This is for everyone who is feeling a bit the same, a bit stuck… a bit bleughhhh…
And after the time we’ve had lately, that’s probably quite a lot of us. We’ve not been allowed holidays, parties, big nights out, trips, plans, or even the office! So, it’s hardly surprising that life feels a bit ‘Groundhog Day’ and we’d all love a delightful change to get us out of our ruts.
I gave the idea of ‘rut-busting’ a lot of thought when I was writing the new book, Worn Out Wife Seeks New Life, and much as I would love to get on a plane to LA (like Tess) or even wander the streets of Stratford upon Avon (like River), it’s probably not going to happen any time soon.
So, enjoy some armchair travel via the book, and if there are still lots of things you’d love to change, here are some ways I’ve tried to shake myself up during and post-lockdowns.
Hair is just such a good place to start. New hair means every time you look in the mirror, it’s a little boost because new hair is new you.
Absolutely fed up with my totally overgrown brown curtain deep in the heart of lockdown 2, I took the nail scissors to it and chopped in a deep, thick fringe. What’s the worst that could happen? It’s just hair… it will grow out if it’s a disaster.
And I have to tell you – I love the fringe! It makes the brown curtain look so much more stylish. And it hides the frown lines. And even though I’ve now had the fringe cut properly, I’m up for trimming it myself between haircuts.
So consider a hair change, or a chop, or a brand new colour, or red streaks, or a pink wash or whatever you might have always wanted to try… chances are, you’ll love it!
Carmen Reid’s new book is Worn Out Wife Seeks New Life
2. A wander
I walk everywhere, every day. Even though I’ve lived in this part of Glasgow for years, there are still new streets, new parks, new playing fields, new corners to discover. When everything is boring and you’ve been the same way 50 times in a row, by foot, by bike or by car, pick a new route. Go the long way round, take the wrong turn, even walk the usual loop the other way. Look around. Spot the trees, the cafes, the flowers that have come out, the newly repainted doors. Everything about walking is relaxing and headclearing. It’s the perfect exercise and you don’t need any special kit for it.
3. Do new things
So in the new book, Tess tries dancing lessons. I’m slightly jealous of her. I love the idea of doing this, but for one reason and another, haven’t got round to it. Meanwhile, new things I have done during lockdown are: mild jogging; jigsaw puzzles; messy but very enjoyable gardening, mainly involving wildflower seed; birdfeeding (I have peanut feeders, seed dispensers, a birdbath – these mainly attract some greedy squirrels, two fat pigeons and the occasional adorable blue tit, but the feeling of watching pigeons drinking water you put out for them is quite the joy); and I have flirted with the idea of putting paint on canvas, but that is still on the to-do list.
4. Wear new things
I would wear jeans every day of my life if I could.

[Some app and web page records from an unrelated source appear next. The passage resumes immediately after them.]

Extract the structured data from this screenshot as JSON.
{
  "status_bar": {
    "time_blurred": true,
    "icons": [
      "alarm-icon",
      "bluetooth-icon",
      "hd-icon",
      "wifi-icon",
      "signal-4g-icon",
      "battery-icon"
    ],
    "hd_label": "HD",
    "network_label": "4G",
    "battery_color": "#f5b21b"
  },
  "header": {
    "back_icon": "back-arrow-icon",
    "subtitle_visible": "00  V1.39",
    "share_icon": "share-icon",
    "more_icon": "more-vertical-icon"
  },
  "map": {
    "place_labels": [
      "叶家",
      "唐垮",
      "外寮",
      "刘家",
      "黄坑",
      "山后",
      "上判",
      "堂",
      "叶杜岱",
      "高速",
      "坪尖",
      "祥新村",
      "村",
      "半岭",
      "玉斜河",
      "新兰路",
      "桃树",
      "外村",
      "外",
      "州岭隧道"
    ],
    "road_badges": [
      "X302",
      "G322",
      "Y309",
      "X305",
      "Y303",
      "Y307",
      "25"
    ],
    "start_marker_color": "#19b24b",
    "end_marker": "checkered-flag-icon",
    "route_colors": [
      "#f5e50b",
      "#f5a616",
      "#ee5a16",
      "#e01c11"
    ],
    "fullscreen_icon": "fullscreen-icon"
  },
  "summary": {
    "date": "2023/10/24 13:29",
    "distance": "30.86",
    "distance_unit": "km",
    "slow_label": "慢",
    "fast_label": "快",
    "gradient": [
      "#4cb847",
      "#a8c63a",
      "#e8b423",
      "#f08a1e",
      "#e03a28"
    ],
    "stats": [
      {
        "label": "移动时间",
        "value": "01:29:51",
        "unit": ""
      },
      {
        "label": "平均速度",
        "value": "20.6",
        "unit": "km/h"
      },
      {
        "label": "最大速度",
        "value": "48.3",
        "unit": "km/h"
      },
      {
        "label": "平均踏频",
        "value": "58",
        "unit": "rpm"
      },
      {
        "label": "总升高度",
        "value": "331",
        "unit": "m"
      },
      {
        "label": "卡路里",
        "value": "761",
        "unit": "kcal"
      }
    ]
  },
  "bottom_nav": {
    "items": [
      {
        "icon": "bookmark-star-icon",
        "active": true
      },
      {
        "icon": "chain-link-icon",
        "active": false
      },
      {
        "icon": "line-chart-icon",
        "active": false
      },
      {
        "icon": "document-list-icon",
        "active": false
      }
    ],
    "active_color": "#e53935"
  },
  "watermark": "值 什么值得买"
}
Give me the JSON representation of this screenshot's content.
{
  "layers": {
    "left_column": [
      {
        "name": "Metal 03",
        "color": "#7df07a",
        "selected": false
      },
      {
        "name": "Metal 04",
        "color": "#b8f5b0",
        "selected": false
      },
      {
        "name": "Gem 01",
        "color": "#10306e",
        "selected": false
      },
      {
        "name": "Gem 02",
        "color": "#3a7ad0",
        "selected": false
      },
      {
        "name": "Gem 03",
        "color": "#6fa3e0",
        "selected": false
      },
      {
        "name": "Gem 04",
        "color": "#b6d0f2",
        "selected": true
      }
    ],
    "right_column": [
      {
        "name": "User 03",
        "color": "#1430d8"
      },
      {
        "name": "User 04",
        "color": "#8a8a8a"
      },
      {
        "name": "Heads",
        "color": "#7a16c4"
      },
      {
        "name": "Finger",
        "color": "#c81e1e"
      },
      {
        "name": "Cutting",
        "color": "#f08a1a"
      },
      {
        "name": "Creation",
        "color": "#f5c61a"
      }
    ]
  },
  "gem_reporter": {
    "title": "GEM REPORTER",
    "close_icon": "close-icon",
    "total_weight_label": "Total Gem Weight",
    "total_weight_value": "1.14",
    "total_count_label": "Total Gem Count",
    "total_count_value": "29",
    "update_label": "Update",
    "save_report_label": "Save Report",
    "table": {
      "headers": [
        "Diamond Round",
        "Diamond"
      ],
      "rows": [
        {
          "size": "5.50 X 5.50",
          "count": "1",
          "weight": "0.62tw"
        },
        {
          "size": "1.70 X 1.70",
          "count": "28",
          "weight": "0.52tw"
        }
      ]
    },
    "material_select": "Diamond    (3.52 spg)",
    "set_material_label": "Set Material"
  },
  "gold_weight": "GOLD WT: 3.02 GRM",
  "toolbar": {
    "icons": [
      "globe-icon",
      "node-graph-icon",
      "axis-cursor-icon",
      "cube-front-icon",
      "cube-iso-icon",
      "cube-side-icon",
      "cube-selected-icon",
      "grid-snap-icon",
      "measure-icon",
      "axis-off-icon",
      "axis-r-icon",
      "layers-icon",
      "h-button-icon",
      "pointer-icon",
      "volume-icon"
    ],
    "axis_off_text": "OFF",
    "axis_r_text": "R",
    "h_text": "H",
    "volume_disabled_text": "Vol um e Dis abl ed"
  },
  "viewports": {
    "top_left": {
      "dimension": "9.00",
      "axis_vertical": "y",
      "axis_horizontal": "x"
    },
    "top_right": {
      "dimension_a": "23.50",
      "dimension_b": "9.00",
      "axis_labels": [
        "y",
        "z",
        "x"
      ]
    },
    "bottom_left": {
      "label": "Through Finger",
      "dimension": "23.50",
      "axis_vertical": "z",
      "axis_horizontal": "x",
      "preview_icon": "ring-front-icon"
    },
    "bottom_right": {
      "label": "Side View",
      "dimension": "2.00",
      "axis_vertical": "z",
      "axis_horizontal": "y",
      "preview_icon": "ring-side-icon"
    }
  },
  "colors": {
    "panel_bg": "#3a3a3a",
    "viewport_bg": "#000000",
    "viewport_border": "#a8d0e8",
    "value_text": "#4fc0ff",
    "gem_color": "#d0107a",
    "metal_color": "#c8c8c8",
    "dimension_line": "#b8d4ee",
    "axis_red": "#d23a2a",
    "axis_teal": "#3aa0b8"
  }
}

But sometimes, it’s good to make a change… to try shorts, my trusty chino skirt, a pencil skirt. I like my wardrobe to be 95% classic (aka quite boring) but 5% madness… usually from Topshop or ebay. Dangly earrings… fuchsia pink fake fur… you get the picture. Sometimes, you should just take the ‘special’ dress from the back of the wardrobe, don trainers and walk it down the high street… because!
5. Fix the problem
If you’re in a rut because things aren’t right and really dragging you down, you may have to take some time out and properly tackle the problem. You don’t like your job, your child hates school, you’re not getting on with your partner, your mother is driving you nuts, you hate your teeth, or your house… whatever the big problem is, you can’t keep letting it drag you down. That’s just daily stress and sadness and not allowing life to be what it could be. So, you may need to make a good plan to change what needs to change. Have some air-clearing conversations. Get some help if you need it and even set some (realistic) deadlines.
Some things take time to fix and you have to be patient. But you’ll also know in your heart if you need to just ‘rip the band-aid off’ and make a big, drastic fix. I’ve often been too slow and cautious about my fixes and they’ve taken a long time. Now, I hope I wouldn’t put up with bad situations; I’d go after what I wanted and be more bold.
The last time I heard We Are Family by Sister Sledge, this line stuck with me: ‘Have faith in you and the things you do.’
7. Break a bad habit
Those habits that make you hate yourself a bit, or quite a lot, they can be broken. They can! Even if you break them for a while and go back to them, you’re still winning. Everyone who keeps trying to escape from them will eventually win. There’s so much good resource out there online to help you.
Heck, you can even get an app to cheer you on. It’ll send you little notifications and reminders and award you with stars and flames and tell you how much progress you’ve made even when you have a little backslide. Drinking, smoking, weight, sugar binges, screen addictions, chronic unfitness… don’t hate yourself about any of them. Love yourself enough to take the very first steps to break free.